#' We are ready to create the game from Anthony's video. First, we have to create the game by hand.
#'
## -----------------------------------------------------------------------------
# Make a fresh game and override the given symbols by the four digits from the video.
game4digits <- makeGame()
for (i in 1:9) for (j in 1:9) game4digits[i,j] <- NA
game4digits[4,1] <- 3; game4digits[4,2] <- 8; game4digits[4,3] <- 4; game4digits[9,9] <- 2
plot(game4digits)

#'
#' Now we load all the constraints into a fresh XPRSprob object.
#'
problist <- load_sudoku_problem(prob = createprob(), sudoku_game = game4digits)
prob4digits <- problist$prob # add diagonals prob4digits <- add_main_diagonal(prob4digits, problist$index.df) %>%
add_anti_diagonal(problist$index.df) %>% # add magic square add_magic_square(problist$index.df) %>%
add_knights_move_constraints(problist$index.df) setoutput(prob4digits) summary(mipoptimize(prob4digits)) #' #' Here is the solution together with the original game. #' ## ----Plot the solution alongside the game------------------------------------- solution <- getmipsol(prob4digits)$x

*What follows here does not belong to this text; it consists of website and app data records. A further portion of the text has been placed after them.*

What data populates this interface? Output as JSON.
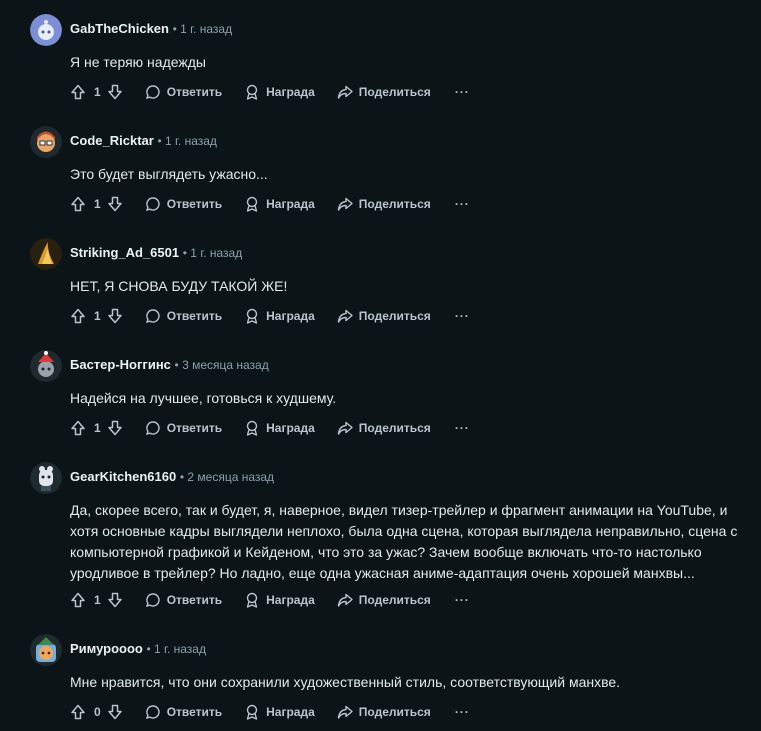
{
  "labels": {
    "reply": "Ответить",
    "award": "Награда",
    "share": "Поделиться",
    "more": "···"
  },
  "comments": [
    {
      "user": "GabTheChicken",
      "time": "1 г. назад",
      "text": "Я не теряю надежды",
      "votes": "1",
      "avatar_color": "#7c8fd6"
    },
    {
      "user": "Code_Ricktar",
      "time": "1 г. назад",
      "text": "Это будет выглядеть ужасно...",
      "votes": "1",
      "avatar_color": "#c94b2a"
    },
    {
      "user": "Striking_Ad_6501",
      "time": "1 г. назад",
      "text": "НЕТ, Я СНОВА БУДУ ТАКОЙ ЖЕ!",
      "votes": "1",
      "avatar_color": "#8a6a2a"
    },
    {
      "user": "Бастер-Ноггинс",
      "time": "3 месяца назад",
      "text": "Надейся на лучшее, готовься к худшему.",
      "votes": "1",
      "avatar_color": "#9aa3ad"
    },
    {
      "user": "GearKitchen6160",
      "time": "2 месяца назад",
      "text": "Да, скорее всего, так и будет, я, наверное, видел тизер-трейлер и фрагмент анимации на YouTube, и хотя основные кадры выглядели неплохо, была одна сцена, которая выглядела неправильно, сцена с компьютерной графикой и Кейденом, что это за ужас? Зачем вообще включать что-то настолько уродливое в трейлер? Но ладно, еще одна ужасная аниме-адаптация очень хорошей манхвы...",
      "votes": "1",
      "avatar_color": "#dfe5ea"
    },
    {
      "user": "Римурoooo",
      "time": "1 г. назад",
      "text": "Мне нравится, что они сохранили художественный стиль, соответствующий манхве.",
      "votes": "0",
      "avatar_color": "#6fb0e0"
    }
  ]
}
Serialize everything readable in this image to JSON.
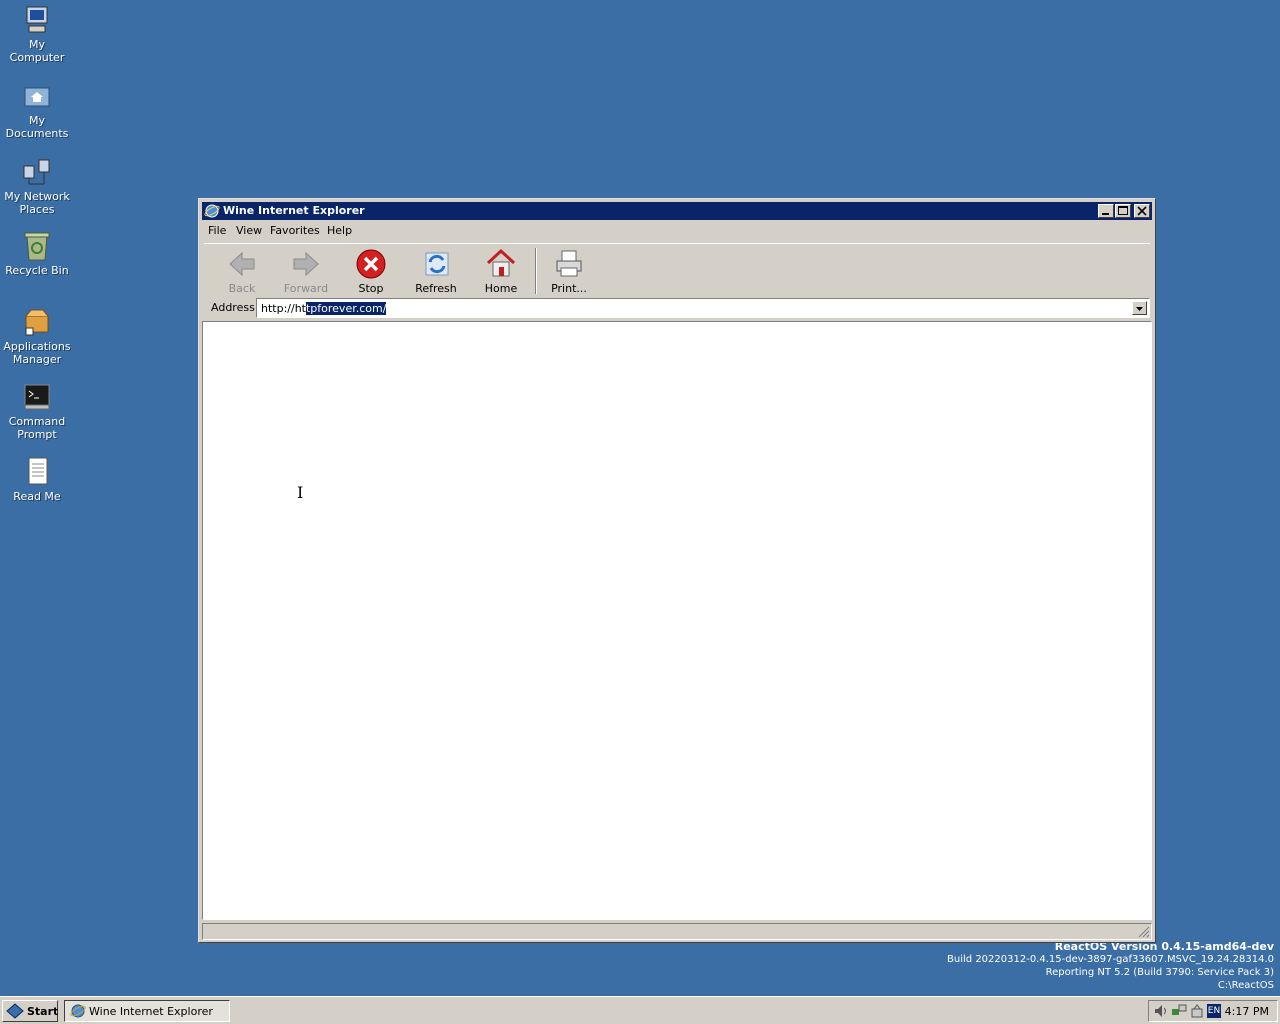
{
  "desktop": {
    "icons": [
      {
        "label": "My\nComputer"
      },
      {
        "label": "My\nDocuments"
      },
      {
        "label": "My Network\nPlaces"
      },
      {
        "label": "Recycle Bin"
      },
      {
        "label": "Applications\nManager"
      },
      {
        "label": "Command\nPrompt"
      },
      {
        "label": "Read Me"
      }
    ]
  },
  "watermark": {
    "line1": "ReactOS Version 0.4.15-amd64-dev",
    "line2": "Build 20220312-0.4.15-dev-3897-gaf33607.MSVC_19.24.28314.0",
    "line3": "Reporting NT 5.2 (Build 3790: Service Pack 3)",
    "line4": "C:\\ReactOS"
  },
  "window": {
    "title": "Wine Internet Explorer",
    "menu": [
      {
        "label": "File"
      },
      {
        "label": "View"
      },
      {
        "label": "Favorites"
      },
      {
        "label": "Help"
      }
    ],
    "toolbar": {
      "back": "Back",
      "forward": "Forward",
      "stop": "Stop",
      "refresh": "Refresh",
      "home": "Home",
      "print": "Print..."
    },
    "address": {
      "label": "Address",
      "value_plain": "http://ht",
      "value_selected": "tpforever.com/"
    }
  },
  "taskbar": {
    "start": "Start",
    "task": "Wine Internet Explorer",
    "lang": "EN",
    "clock": "4:17 PM"
  },
  "colors": {
    "desktop": "#3a6ea5",
    "titlebar": "#0a246a",
    "chrome": "#d4d0c8"
  }
}
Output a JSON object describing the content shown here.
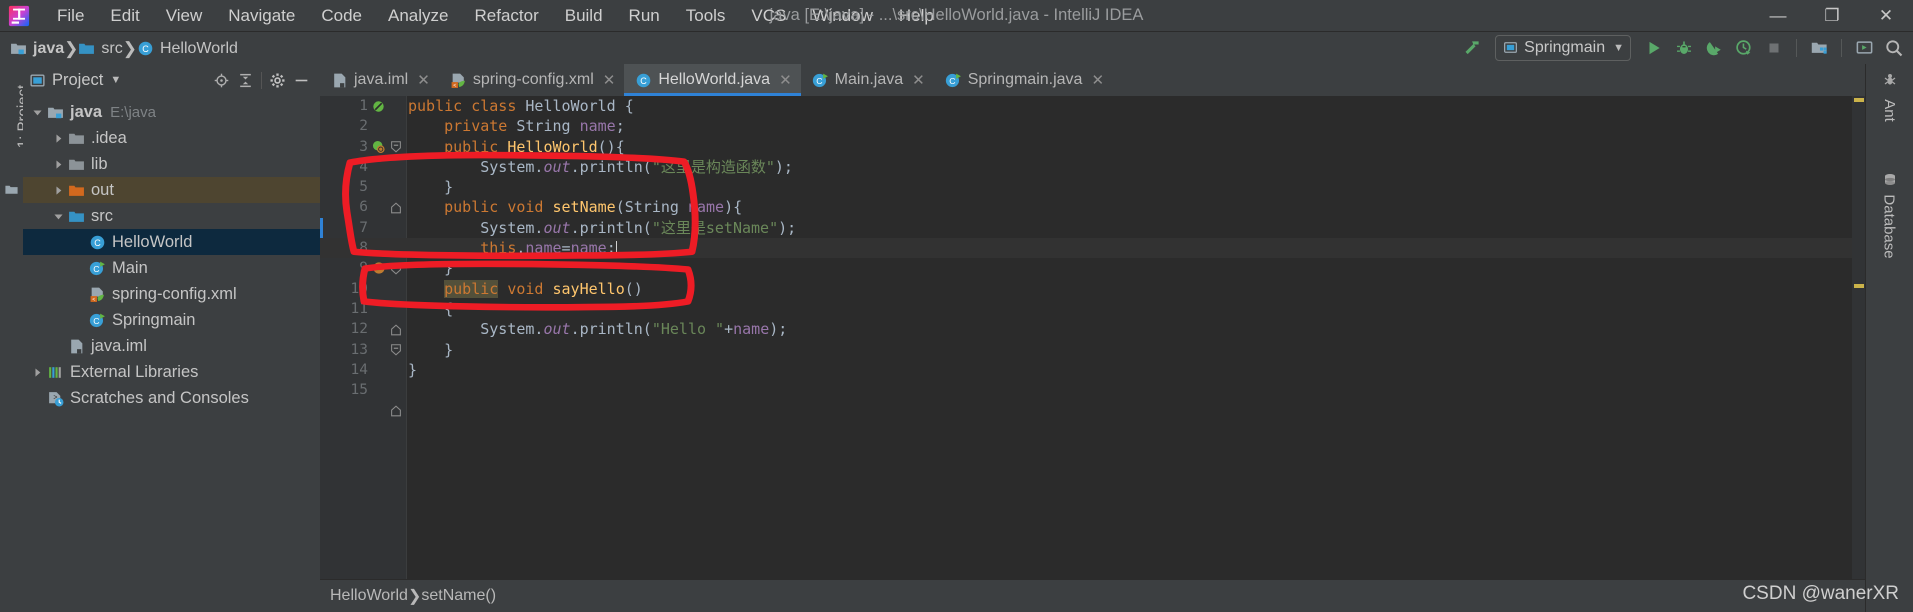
{
  "window": {
    "title": "java [E:\\java] - ...\\src\\HelloWorld.java - IntelliJ IDEA",
    "minimize": "—",
    "maximize": "❐",
    "close": "✕"
  },
  "menu": {
    "items": [
      {
        "label": "File",
        "mnemonic": "F"
      },
      {
        "label": "Edit",
        "mnemonic": "E"
      },
      {
        "label": "View",
        "mnemonic": "V"
      },
      {
        "label": "Navigate",
        "mnemonic": "N"
      },
      {
        "label": "Code",
        "mnemonic": "C"
      },
      {
        "label": "Analyze",
        "mnemonic": "z"
      },
      {
        "label": "Refactor",
        "mnemonic": "R"
      },
      {
        "label": "Build",
        "mnemonic": "B"
      },
      {
        "label": "Run",
        "mnemonic": "u"
      },
      {
        "label": "Tools",
        "mnemonic": "T"
      },
      {
        "label": "VCS",
        "mnemonic": "S"
      },
      {
        "label": "Window",
        "mnemonic": "W"
      },
      {
        "label": "Help",
        "mnemonic": "H"
      }
    ]
  },
  "navbar": {
    "crumbs": [
      {
        "label": "java",
        "icon": "module-folder-icon"
      },
      {
        "label": "src",
        "icon": "source-folder-icon"
      },
      {
        "label": "HelloWorld",
        "icon": "java-class-icon"
      }
    ],
    "separator": "❯"
  },
  "toolbar": {
    "build_label": "build-hammer-icon",
    "run_config": "Springmain",
    "run_config_caret": "▼",
    "buttons": [
      {
        "name": "run-button",
        "glyph": "▶"
      },
      {
        "name": "debug-button",
        "glyph": "debug-bug-icon"
      },
      {
        "name": "run-with-coverage-button",
        "glyph": "coverage-icon"
      },
      {
        "name": "profiler-button",
        "glyph": "profiler-icon"
      },
      {
        "name": "stop-button",
        "glyph": "■"
      },
      {
        "name": "project-structure-button",
        "glyph": "project-structure-icon"
      },
      {
        "name": "select-opened-file-button",
        "glyph": "terminal-icon"
      },
      {
        "name": "search-everywhere-button",
        "glyph": "search-icon"
      }
    ]
  },
  "left_strip": {
    "project_tool_label": "1: Project",
    "favorites_icon": "folder-icon"
  },
  "project_panel": {
    "title": "Project",
    "title_caret": "▼",
    "actions": [
      {
        "name": "scroll-from-source-icon"
      },
      {
        "name": "collapse-all-icon"
      },
      {
        "name": "settings-gear-icon"
      },
      {
        "name": "hide-panel-icon"
      }
    ],
    "tree": [
      {
        "label": "java",
        "suffix": "E:\\java",
        "depth": 0,
        "arrow": "down",
        "icon": "module-folder-icon",
        "bold": true,
        "state": "none"
      },
      {
        "label": ".idea",
        "suffix": "",
        "depth": 1,
        "arrow": "right",
        "icon": "folder-grey-icon",
        "bold": false,
        "state": "none"
      },
      {
        "label": "lib",
        "suffix": "",
        "depth": 1,
        "arrow": "right",
        "icon": "folder-grey-icon",
        "bold": false,
        "state": "none"
      },
      {
        "label": "out",
        "suffix": "",
        "depth": 1,
        "arrow": "right",
        "icon": "folder-orange-icon",
        "bold": false,
        "state": "brown"
      },
      {
        "label": "src",
        "suffix": "",
        "depth": 1,
        "arrow": "down",
        "icon": "source-folder-icon",
        "bold": false,
        "state": "none"
      },
      {
        "label": "HelloWorld",
        "suffix": "",
        "depth": 2,
        "arrow": "none",
        "icon": "java-class-icon",
        "bold": false,
        "state": "blue"
      },
      {
        "label": "Main",
        "suffix": "",
        "depth": 2,
        "arrow": "none",
        "icon": "java-runnable-class-icon",
        "bold": false,
        "state": "none"
      },
      {
        "label": "spring-config.xml",
        "suffix": "",
        "depth": 2,
        "arrow": "none",
        "icon": "spring-xml-icon",
        "bold": false,
        "state": "none"
      },
      {
        "label": "Springmain",
        "suffix": "",
        "depth": 2,
        "arrow": "none",
        "icon": "java-runnable-class-icon",
        "bold": false,
        "state": "none"
      },
      {
        "label": "java.iml",
        "suffix": "",
        "depth": 1,
        "arrow": "none",
        "icon": "iml-file-icon",
        "bold": false,
        "state": "none"
      },
      {
        "label": "External Libraries",
        "suffix": "",
        "depth": 0,
        "arrow": "right",
        "icon": "libraries-icon",
        "bold": false,
        "state": "none"
      },
      {
        "label": "Scratches and Consoles",
        "suffix": "",
        "depth": 0,
        "arrow": "none",
        "icon": "scratches-icon",
        "bold": false,
        "state": "none"
      }
    ]
  },
  "editor": {
    "tabs": [
      {
        "label": "java.iml",
        "icon": "iml-file-icon",
        "active": false,
        "close": "✕"
      },
      {
        "label": "spring-config.xml",
        "icon": "spring-xml-icon",
        "active": false,
        "close": "✕"
      },
      {
        "label": "HelloWorld.java",
        "icon": "java-class-icon",
        "active": true,
        "close": "✕"
      },
      {
        "label": "Main.java",
        "icon": "java-runnable-class-icon",
        "active": false,
        "close": "✕"
      },
      {
        "label": "Springmain.java",
        "icon": "java-runnable-class-icon",
        "active": false,
        "close": "✕"
      }
    ],
    "lines": [
      {
        "num": "1",
        "text": "public class HelloWorld {"
      },
      {
        "num": "2",
        "text": "    private String name;"
      },
      {
        "num": "3",
        "text": "    public HelloWorld(){"
      },
      {
        "num": "4",
        "text": "        System.out.println(\"这里是构造函数\");"
      },
      {
        "num": "5",
        "text": "    }"
      },
      {
        "num": "6",
        "text": "    public void setName(String name){"
      },
      {
        "num": "7",
        "text": "        System.out.println(\"这里是setName\");"
      },
      {
        "num": "8",
        "text": "        this.name=name;"
      },
      {
        "num": "9",
        "text": "    }"
      },
      {
        "num": "10",
        "text": "    public void sayHello()"
      },
      {
        "num": "11",
        "text": "    {"
      },
      {
        "num": "12",
        "text": "        System.out.println(\"Hello \"+name);"
      },
      {
        "num": "13",
        "text": "    }"
      },
      {
        "num": "14",
        "text": "}"
      },
      {
        "num": "15",
        "text": ""
      }
    ],
    "breadcrumb": {
      "class": "HelloWorld",
      "member": "setName()",
      "separator": "❯"
    }
  },
  "right_strip": {
    "items": [
      {
        "label": "Ant",
        "icon": "ant-icon"
      },
      {
        "label": "Database",
        "icon": "database-icon"
      }
    ]
  },
  "colors": {
    "accent_blue": "#2f82d6",
    "annotation_red": "#ee1c25",
    "keyword_orange": "#cc7832",
    "string_green": "#6a8759",
    "field_purple": "#9876aa",
    "method_yellow": "#ffc66d",
    "selection_blue": "#0d293e",
    "selection_brown": "#4e4530"
  },
  "watermark": "CSDN @wanerXR"
}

solution4digits <- to_sudoku_solution(solution, problist\$index.df)
par(mfrow = c(1,2))
plot(game4digits)
plot(solution4digits)

#'
#'

#'